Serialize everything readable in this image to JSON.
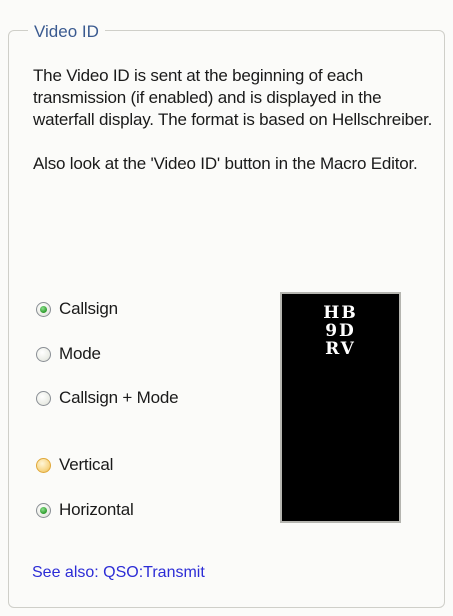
{
  "group": {
    "title": "Video ID"
  },
  "description": {
    "paragraph1": "The Video ID is sent at the beginning of each transmission (if enabled) and is displayed in the waterfall display. The format is based on Hellschreiber.",
    "paragraph2": "Also look at the 'Video ID' button in the Macro Editor."
  },
  "content_options": [
    {
      "label": "Callsign",
      "selected": true
    },
    {
      "label": "Mode",
      "selected": false
    },
    {
      "label": "Callsign + Mode",
      "selected": false
    }
  ],
  "orientation_options": [
    {
      "label": "Vertical",
      "selected": false
    },
    {
      "label": "Horizontal",
      "selected": true
    }
  ],
  "preview": {
    "lines": [
      "HB",
      "9D",
      "RV"
    ]
  },
  "see_also": {
    "text": "See also: QSO:Transmit"
  },
  "colors": {
    "group_title": "#3a5a90",
    "link": "#2c2cd6",
    "radio_checked": "#2b9a2b",
    "radio_hover": "#e8b648",
    "preview_bg": "#000000"
  }
}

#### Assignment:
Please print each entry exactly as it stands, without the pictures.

#### Answer:
Serialize everything readable in this image to JSON.
{
  "group": {
    "title": "Video ID"
  },
  "description": {
    "paragraph1": "The Video ID is sent at the beginning of each transmission (if enabled) and is displayed in the waterfall display. The format is based on Hellschreiber.",
    "paragraph2": "Also look at the 'Video ID' button in the Macro Editor."
  },
  "content_options": [
    {
      "label": "Callsign",
      "selected": true
    },
    {
      "label": "Mode",
      "selected": false
    },
    {
      "label": "Callsign + Mode",
      "selected": false
    }
  ],
  "orientation_options": [
    {
      "label": "Vertical",
      "selected": false
    },
    {
      "label": "Horizontal",
      "selected": true
    }
  ],
  "preview": {
    "lines": [
      "HB",
      "9D",
      "RV"
    ]
  },
  "see_also": {
    "text": "See also: QSO:Transmit"
  },
  "colors": {
    "group_title": "#3a5a90",
    "link": "#2c2cd6",
    "radio_checked": "#2b9a2b",
    "radio_hover": "#e8b648",
    "preview_bg": "#000000"
  }
}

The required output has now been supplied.